United Methodist leaders have rescheduled the church’s General Conference to the fall of 2021. The COVID-19 pandemic induced postponement delays a potentially radical change in the church over LGBTQ members.
The new dates, Aug. 29 to Sept. 7, 2021, keep the conference in Minneapolis, the originally intended host city. The General Conference, which meets every four years, has final authority in all church matters.
“The Commission decided to focus on 2021 as it was not feasible to schedule any earlier with so much uncertainty over international travel and the spread of COVID-19,” said a statement from the Commission on the General Conference.
At a special session of the church’s general conference in 2019, United Methodist Church leaders banned same-sex marriage and said members of the LGBTQ community cannot be ordained under the “Traditional Plan.”
Pastors who have been found, after a trial, to have conducted a same-sex marriage or who publicly identify with the LGBTQ community will receive a minimum penalty of one-year suspension without pay and will be terminated if they break the rules again.
Since the narrow vote, Methodists have split on how to move forward. At a meeting at St. Andrew United Methodist Church in Highlands Ranch in December, church leaders from around the country debated different proposals. Some thought the church should divide into different denominations while others thought the church should stick together.

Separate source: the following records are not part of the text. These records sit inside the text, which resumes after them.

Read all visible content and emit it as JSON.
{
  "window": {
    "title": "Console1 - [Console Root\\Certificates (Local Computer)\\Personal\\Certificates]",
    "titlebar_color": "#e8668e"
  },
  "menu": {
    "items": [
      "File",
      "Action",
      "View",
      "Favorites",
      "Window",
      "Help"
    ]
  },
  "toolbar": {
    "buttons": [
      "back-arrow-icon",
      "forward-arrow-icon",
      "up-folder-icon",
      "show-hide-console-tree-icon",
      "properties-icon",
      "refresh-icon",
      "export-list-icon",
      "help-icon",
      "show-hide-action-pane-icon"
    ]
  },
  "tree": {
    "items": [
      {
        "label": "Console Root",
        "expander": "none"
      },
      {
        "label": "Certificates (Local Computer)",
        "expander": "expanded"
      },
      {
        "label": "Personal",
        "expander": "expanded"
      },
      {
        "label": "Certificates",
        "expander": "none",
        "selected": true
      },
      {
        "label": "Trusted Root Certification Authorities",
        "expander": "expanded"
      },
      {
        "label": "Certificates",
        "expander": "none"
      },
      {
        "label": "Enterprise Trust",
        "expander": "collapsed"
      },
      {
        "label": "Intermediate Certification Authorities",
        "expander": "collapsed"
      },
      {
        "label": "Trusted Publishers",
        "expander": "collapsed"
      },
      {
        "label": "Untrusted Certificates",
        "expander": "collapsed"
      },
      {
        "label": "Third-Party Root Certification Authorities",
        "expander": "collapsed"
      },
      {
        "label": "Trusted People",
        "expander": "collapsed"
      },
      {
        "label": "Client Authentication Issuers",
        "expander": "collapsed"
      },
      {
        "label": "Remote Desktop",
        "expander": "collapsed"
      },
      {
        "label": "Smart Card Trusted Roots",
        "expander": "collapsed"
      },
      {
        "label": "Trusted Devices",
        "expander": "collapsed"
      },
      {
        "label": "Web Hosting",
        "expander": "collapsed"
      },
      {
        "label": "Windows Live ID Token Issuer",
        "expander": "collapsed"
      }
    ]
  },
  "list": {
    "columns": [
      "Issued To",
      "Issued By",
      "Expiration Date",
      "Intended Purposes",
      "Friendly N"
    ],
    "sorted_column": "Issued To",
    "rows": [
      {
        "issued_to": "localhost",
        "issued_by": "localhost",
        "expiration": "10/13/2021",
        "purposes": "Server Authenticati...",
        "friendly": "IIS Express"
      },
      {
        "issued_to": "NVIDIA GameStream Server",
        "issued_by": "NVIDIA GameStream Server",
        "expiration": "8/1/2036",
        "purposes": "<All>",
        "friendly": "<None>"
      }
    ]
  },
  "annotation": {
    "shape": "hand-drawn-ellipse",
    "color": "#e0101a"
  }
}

Another option would be to let each congregation decide how to proceed.
St. Andrew Senior Pastor Mark Feldmeir said the extra time before the conference will allow people on both sides of the debate to take a breath and see this issue in a broader context.
“This isn’t the only issue that’s in front of us and certainly with coronavirus, we’ve got our hands full with a lot of things, and so I think it’s allowed people to step back a little bit and not be so defensive,” he said. "I think this issue will be less contentious and the resolution will be more just and peaceful.”
LGBTQ ministry candidates now have to wait two years until they can be ordained, Feldmeir said. Ordination services typically happen during annual conferences after the General Conference.
“I think one of the tragedies of this is those that were ready to be affirmed and ready for ordination now have to wait,” he said.
A group of younger Methodists asked the commission to reconsider the new fall dates because younger leaders and delegates might not be able to attend the conference because the dates conflict with school, especially for participants in the United States. The Council of Bishops strongly encouraged the Commission to reconsider the dates for this reason, too.
“The setting of the General Conference dates will not only directly impact young adult participation at the General Conference level but will ultimately impact young adult participation at every level of governance,” the petition said.
A statement from Kim Simpson, chair of the Commission on the General Conference, said the inclusion of “young adults in the General Conference is always an important consideration.”
“Unfortunately, this request did not come to the Commission until late in the process,” the statement said. “By that time, the available dates were secured and any attempt to change the dates would endanger the carrying forward of the deposits to the newly agreed-upon dates.”
The young Methodists also asked the Commission to consider using technology to allow people to participate remotely, including virtual voting. The Commission said it will create a group of “creative thinkers, including young delegates” to consider those options.